# Data extracts
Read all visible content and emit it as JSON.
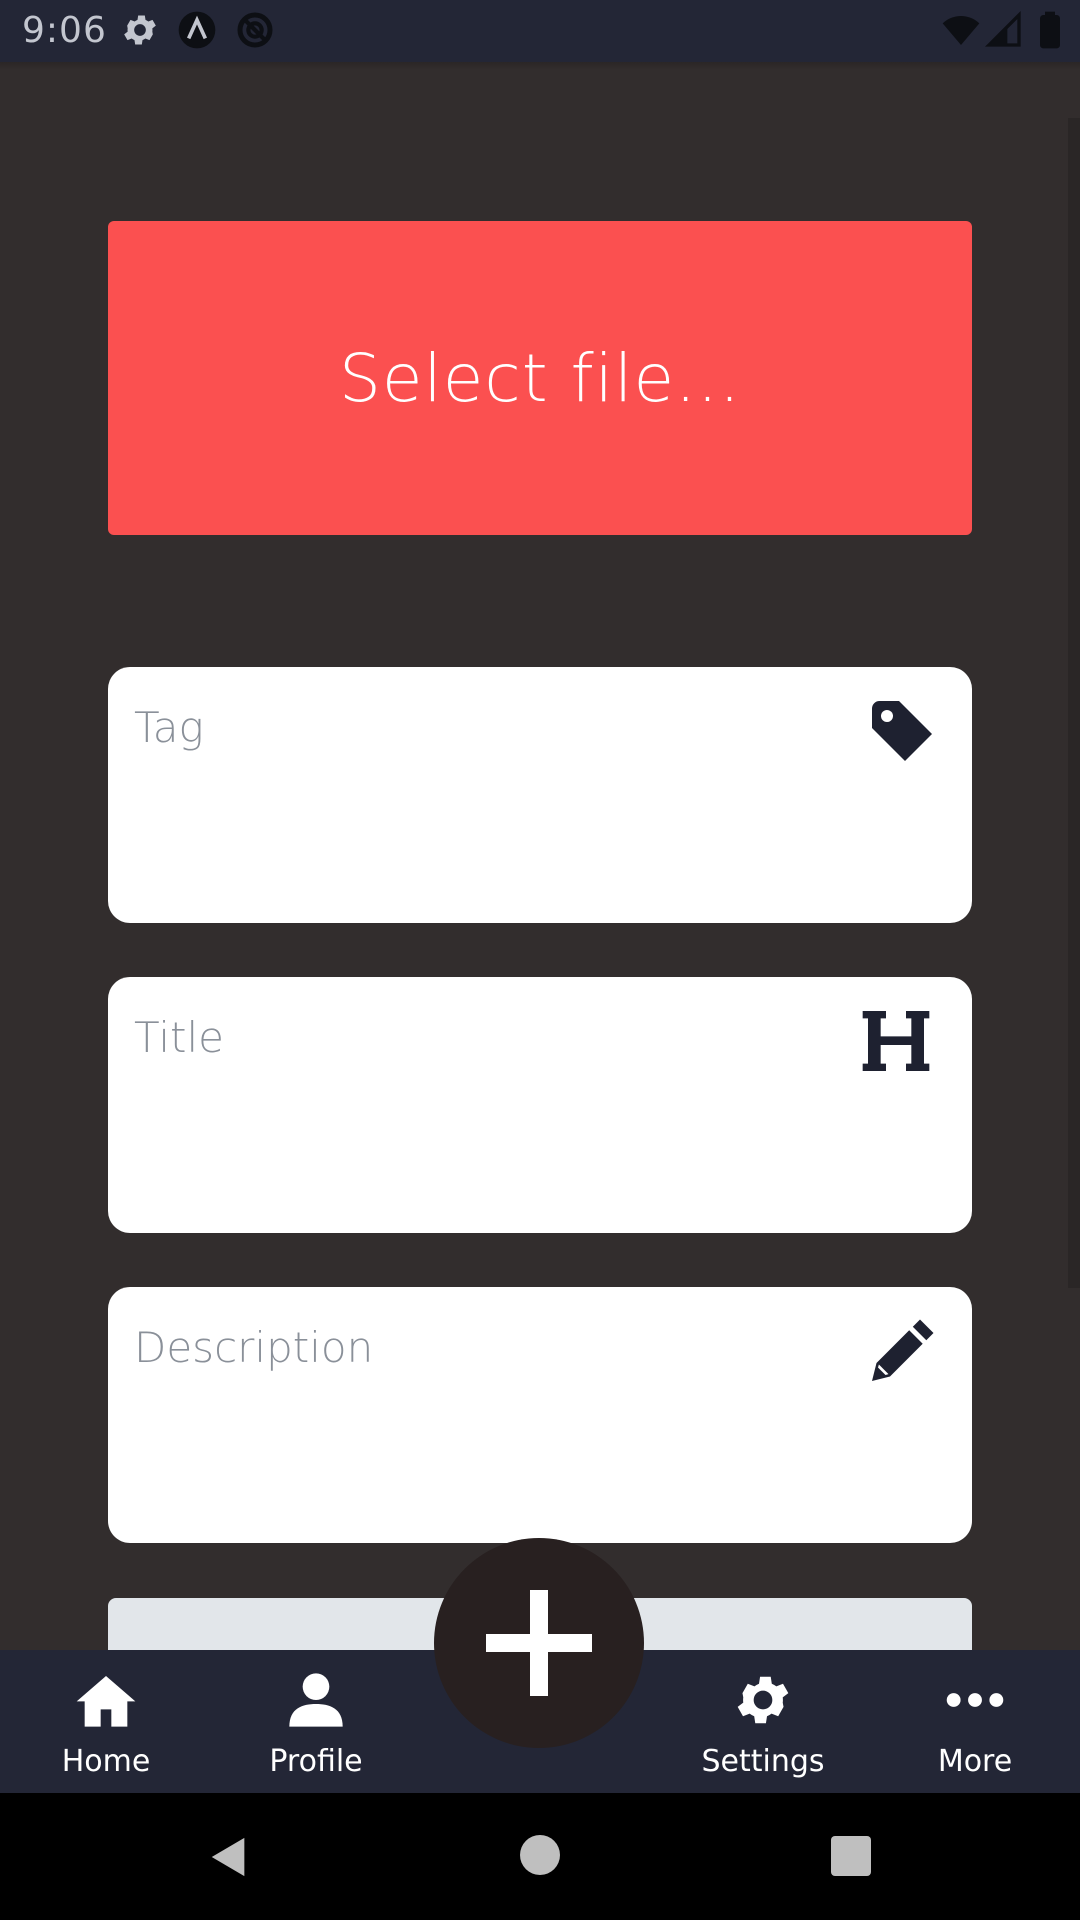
{
  "status_bar": {
    "time": "9:06",
    "left_icons": [
      "gear-icon",
      "a-circle-icon",
      "no-sign-icon"
    ],
    "right_icons": [
      "wifi-icon",
      "cell-signal-icon",
      "battery-icon"
    ]
  },
  "main": {
    "select_file_label": "Select file...",
    "select_file_color": "#fb5050",
    "fields": [
      {
        "placeholder": "Tag",
        "icon": "tag-icon"
      },
      {
        "placeholder": "Title",
        "icon": "heading-icon"
      },
      {
        "placeholder": "Description",
        "icon": "pencil-icon"
      }
    ]
  },
  "bottom_nav": {
    "items": [
      {
        "label": "Home",
        "icon": "home-icon"
      },
      {
        "label": "Profile",
        "icon": "person-icon"
      },
      {
        "label": "Settings",
        "icon": "gear-icon"
      },
      {
        "label": "More",
        "icon": "more-dots-icon"
      }
    ],
    "fab_icon": "plus-icon"
  },
  "system_nav": {
    "icons": [
      "back-icon",
      "home-circle-icon",
      "recents-icon"
    ]
  },
  "colors": {
    "background": "#322d2d",
    "bars": "#232636",
    "fab": "#282020",
    "placeholder": "#8a9099"
  }
}
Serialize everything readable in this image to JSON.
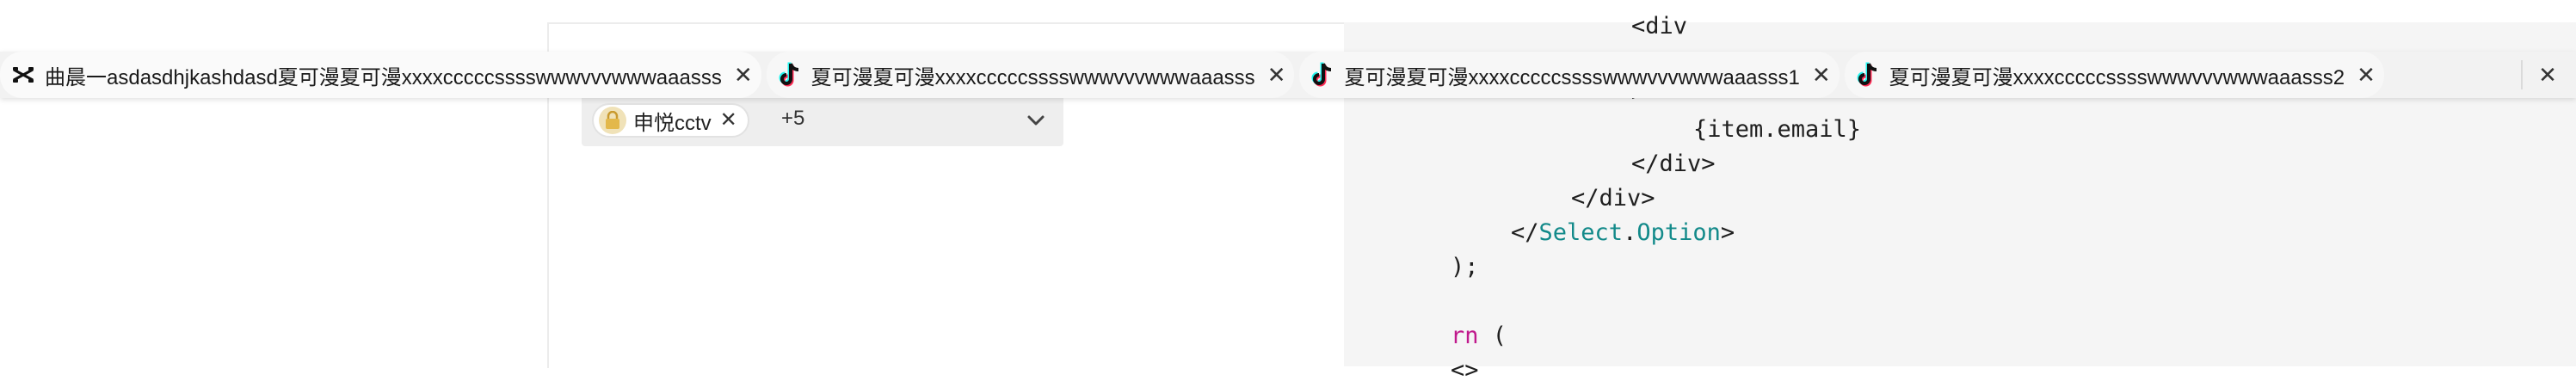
{
  "tabs": [
    {
      "icon": "capcut-icon",
      "label": "曲晨一asdasdhjkashdasd夏可漫夏可漫xxxxcccccsssswwwvvvwwwaaasss"
    },
    {
      "icon": "tiktok-icon",
      "label": "夏可漫夏可漫xxxxcccccsssswwwvvvwwwaaasss"
    },
    {
      "icon": "tiktok-icon",
      "label": "夏可漫夏可漫xxxxcccccsssswwwvvvwwwaaasss1"
    },
    {
      "icon": "tiktok-icon",
      "label": "夏可漫夏可漫xxxxcccccsssswwwvvvwwwaaasss2"
    }
  ],
  "select": {
    "tag_label": "申悦cctv",
    "more_count": "+5"
  },
  "code": {
    "line_top": "<div",
    "line_brace": ">",
    "line_email": "{item.email}",
    "line_div1": "</div>",
    "line_div2": "</div>",
    "line_option_open": "</",
    "line_option_select": "Select",
    "line_option_dot": ".",
    "line_option_option": "Option",
    "line_option_close": ">",
    "line_paren": ");",
    "line_return_kw": "rn",
    "line_return_paren": "(",
    "line_bottom": "<>"
  },
  "colors": {
    "teal": "#138a8a",
    "keyword": "#c0198c"
  }
}
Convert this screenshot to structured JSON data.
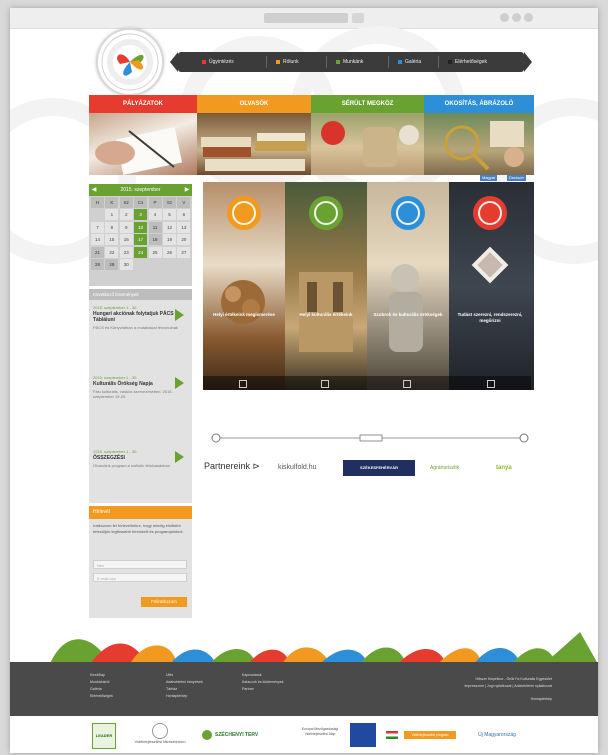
{
  "nav": {
    "items": [
      {
        "label": "Ügyintézés",
        "color": "#e63c2f"
      },
      {
        "label": "Rólunk",
        "color": "#f29a1f"
      },
      {
        "label": "Munkánk",
        "color": "#6aa232"
      },
      {
        "label": "Galéria",
        "color": "#2d8fd8"
      },
      {
        "label": "Elérhetőségek",
        "color": "#222222"
      }
    ]
  },
  "categories": [
    {
      "label": "PÁLYÁZATOK",
      "color": "#e63c2f"
    },
    {
      "label": "OLVASÓK",
      "color": "#f29a1f"
    },
    {
      "label": "SÉRÜLT MEGKÖZ",
      "color": "#6aa232"
    },
    {
      "label": "OKOSÍTÁS, ÁBRÁZOLÓ",
      "color": "#2d8fd8"
    }
  ],
  "calendar": {
    "title": "2015. szeptember",
    "prev": "◀",
    "next": "▶",
    "weekdays": [
      "H",
      "K",
      "Sz",
      "Cs",
      "P",
      "Sz",
      "V"
    ],
    "days": [
      "",
      "1",
      "2",
      "3",
      "4",
      "5",
      "6",
      "7",
      "8",
      "9",
      "10",
      "11",
      "12",
      "13",
      "14",
      "15",
      "16",
      "17",
      "18",
      "19",
      "20",
      "21",
      "22",
      "23",
      "24",
      "25",
      "26",
      "27",
      "28",
      "29",
      "30",
      "",
      "",
      "",
      ""
    ],
    "highlight": [
      "3",
      "10",
      "11",
      "17",
      "18",
      "21",
      "24",
      "28",
      "29"
    ],
    "green": [
      "3",
      "10",
      "17",
      "24"
    ]
  },
  "events": {
    "header": "Következő Események",
    "items": [
      {
        "date": "2015. szeptember 1 - 30.",
        "title": "Hungari akciónak folytatjuk PÁCS Tábláiuni",
        "text": "PÁCS és Könyvtárban a mutatóskal felvonulnak"
      },
      {
        "date": "2015. szeptember 1 - 30.",
        "title": "Kulturális Örökség Napja",
        "text": "Falu kulturális, vaskos szervezésében. 2015 - szeptember 19-20."
      },
      {
        "date": "2015. szeptember 1 - 30.",
        "title": "ÖSSZEGZÉSI",
        "text": "Olvasóink program a szélsőc felolvasásban"
      }
    ]
  },
  "newsletter": {
    "header": "Hírlevél",
    "text": "Iratkozzon fel hírlevelünkre, hogy mindig elsőként értesüljön legfrissebb híreinkről és programjainkról.",
    "name_placeholder": "Név",
    "email_placeholder": "E-mail cím",
    "button": "Feliratkozom"
  },
  "lang": [
    "Magyar",
    "Deutsch"
  ],
  "panels": [
    {
      "title": "Helyi értékeink megismerése",
      "icon_color": "#f29a1f"
    },
    {
      "title": "Helyi kulturális értékeink",
      "icon_color": "#6aa232"
    },
    {
      "title": "Szobrok és kulturális örökségek",
      "icon_color": "#2d8fd8"
    },
    {
      "title": "Tudást szerezni, rendszerezni, megőrizni",
      "icon_color": "#e63c2f"
    }
  ],
  "partners": {
    "label": "Partnereink",
    "logos": [
      "kiskulfold.hu",
      "SZÉKESFEHÉRVÁR",
      "Agrárturisztik",
      "tanya"
    ]
  },
  "footer": {
    "col1": [
      "Kezdőlap",
      "Munkáinkról",
      "Galéria",
      "Elérhetőségek"
    ],
    "col2": [
      "Ülés",
      "Adatvédelmi irányelvek",
      "Tárház",
      "Honlaptérkép"
    ],
    "col3": [
      "Kapcsolatok",
      "Kalauzok és közlemények",
      "Partner"
    ],
    "right": [
      "Hőszer Kispelkoz - Örök Fa Kulturális Egyesület",
      "Impresszum | Jogi nyilatkozat | Adatvédelmi nyilatkozat",
      "Honlaptérkép"
    ]
  },
  "sponsors": [
    "LEADER",
    "Vidékfejlesztési Minisztérium",
    "SZÉCHENYI TERV",
    "Európai Mezőgazdasági Vidékfejlesztési Alap",
    "Vidékfejlesztési program",
    "Új Magyarország"
  ]
}
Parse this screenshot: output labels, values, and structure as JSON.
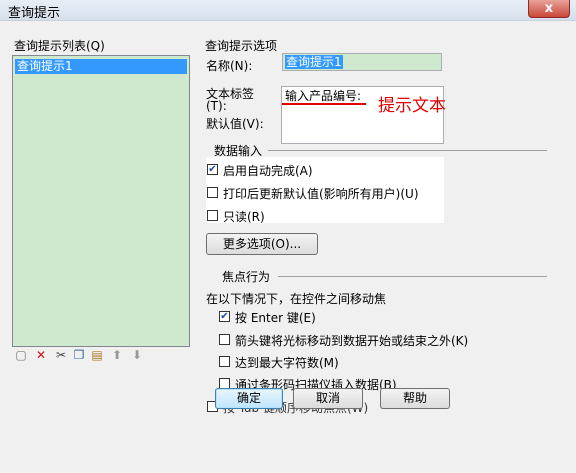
{
  "window": {
    "title": "查询提示",
    "close_glyph": "x"
  },
  "list": {
    "label": "查询提示列表(Q)",
    "items": [
      "查询提示1"
    ]
  },
  "options": {
    "header": "查询提示选项",
    "name_label": "名称(N):",
    "name_value": "查询提示1",
    "prompt_label_line1": "文本标签",
    "prompt_label_line2": "(T):",
    "default_label": "默认值(V):",
    "prompt_value": "输入产品编号:",
    "annotation": "提示文本"
  },
  "data_input": {
    "header": "数据输入",
    "autocomplete": {
      "label": "启用自动完成(A)",
      "checked": true
    },
    "refresh_default": {
      "label": "打印后更新默认值(影响所有用户)(U)",
      "checked": false
    },
    "readonly": {
      "label": "只读(R)",
      "checked": false
    },
    "more_options": "更多选项(O)..."
  },
  "focus": {
    "header": "焦点行为",
    "intro": "在以下情况下，在控件之间移动焦",
    "enter": {
      "label": "按 Enter 键(E)",
      "checked": true
    },
    "arrow": {
      "label": "箭头键将光标移动到数据开始或结束之外(K)",
      "checked": false
    },
    "maxchars": {
      "label": "达到最大字符数(M)",
      "checked": false
    },
    "barcode": {
      "label": "通过条形码扫描仪插入数据(B)",
      "checked": false
    },
    "tab_partial": "按 Tab 键顺序移动焦点(W)"
  },
  "buttons": {
    "ok": "确定",
    "cancel": "取消",
    "help": "帮助"
  },
  "colors": {
    "accent": "#3399ff",
    "list_bg": "#cfe9cf",
    "annotation": "#e00000"
  }
}
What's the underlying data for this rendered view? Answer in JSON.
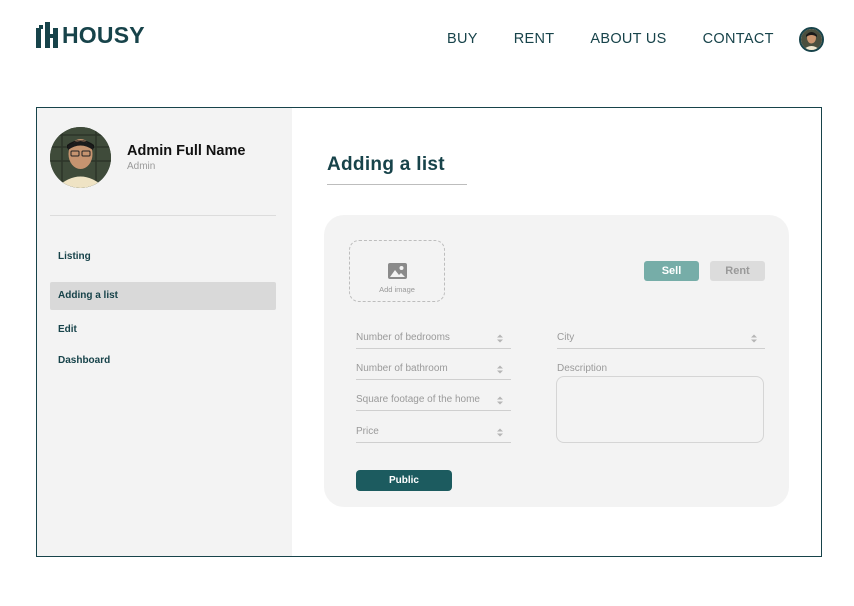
{
  "header": {
    "logo_text": "HOUSY",
    "nav": [
      "BUY",
      "RENT",
      "ABOUT US",
      "CONTACT"
    ]
  },
  "sidebar": {
    "profile": {
      "name": "Admin Full Name",
      "role": "Admin"
    },
    "items": [
      {
        "label": "Listing",
        "active": false
      },
      {
        "label": "Adding a list",
        "active": true
      },
      {
        "label": "Edit",
        "active": false
      },
      {
        "label": "Dashboard",
        "active": false
      }
    ]
  },
  "main": {
    "title": "Adding a list",
    "add_image_label": "Add image",
    "toggles": {
      "sell": "Sell",
      "rent": "Rent",
      "selected": "Sell"
    },
    "fields": {
      "bedrooms": "Number of bedrooms",
      "bathroom": "Number of bathroom",
      "square_footage": "Square footage of the home",
      "price": "Price",
      "city": "City",
      "description": "Description"
    },
    "public_button": "Public"
  },
  "colors": {
    "brand": "#17434a",
    "accent": "#76ada8",
    "button": "#1c5b5f",
    "panel": "#f3f3f3"
  }
}
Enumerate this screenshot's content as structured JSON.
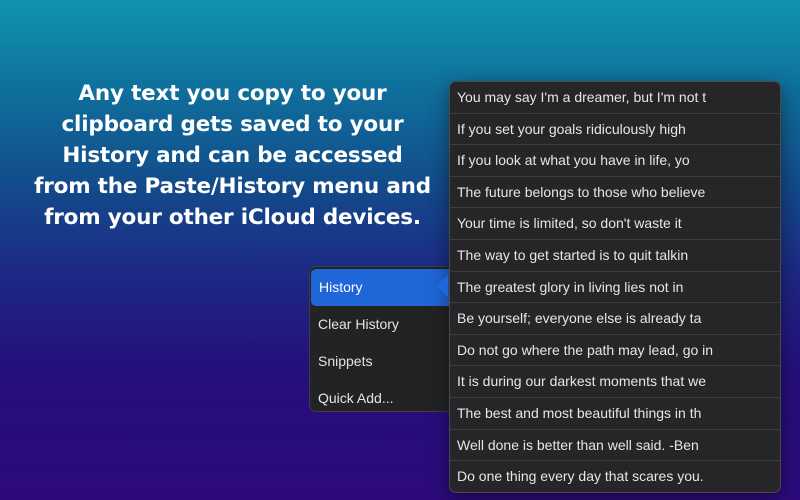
{
  "headline": {
    "lines": [
      "Any text you copy to your",
      "clipboard gets saved to your",
      "History and can be accessed",
      "from the Paste/History menu and",
      "from your other iCloud devices."
    ]
  },
  "side_menu": {
    "items": [
      {
        "label": "History",
        "selected": true
      },
      {
        "label": "Clear History",
        "selected": false
      },
      {
        "label": "Snippets",
        "selected": false
      },
      {
        "label": "Quick Add...",
        "selected": false
      }
    ]
  },
  "history_menu": {
    "items": [
      "You may say I'm a dreamer, but I'm not t",
      "If you set your goals ridiculously high",
      "If you look at what you have in life, yo",
      "The future belongs to those who believe",
      "Your time is limited, so don't waste it",
      "The way to get started is to quit talkin",
      "The greatest glory in living lies not in",
      "Be yourself; everyone else is already ta",
      "Do not go where the path may lead, go in",
      "It is during our darkest moments that we",
      "The best and most beautiful things in th",
      "Well done is better than well said. -Ben",
      "Do one thing every day that scares you."
    ]
  },
  "colors": {
    "accent": "#1f66d8",
    "menu_background": "#262628"
  }
}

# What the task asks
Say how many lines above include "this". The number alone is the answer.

# Problem solution
5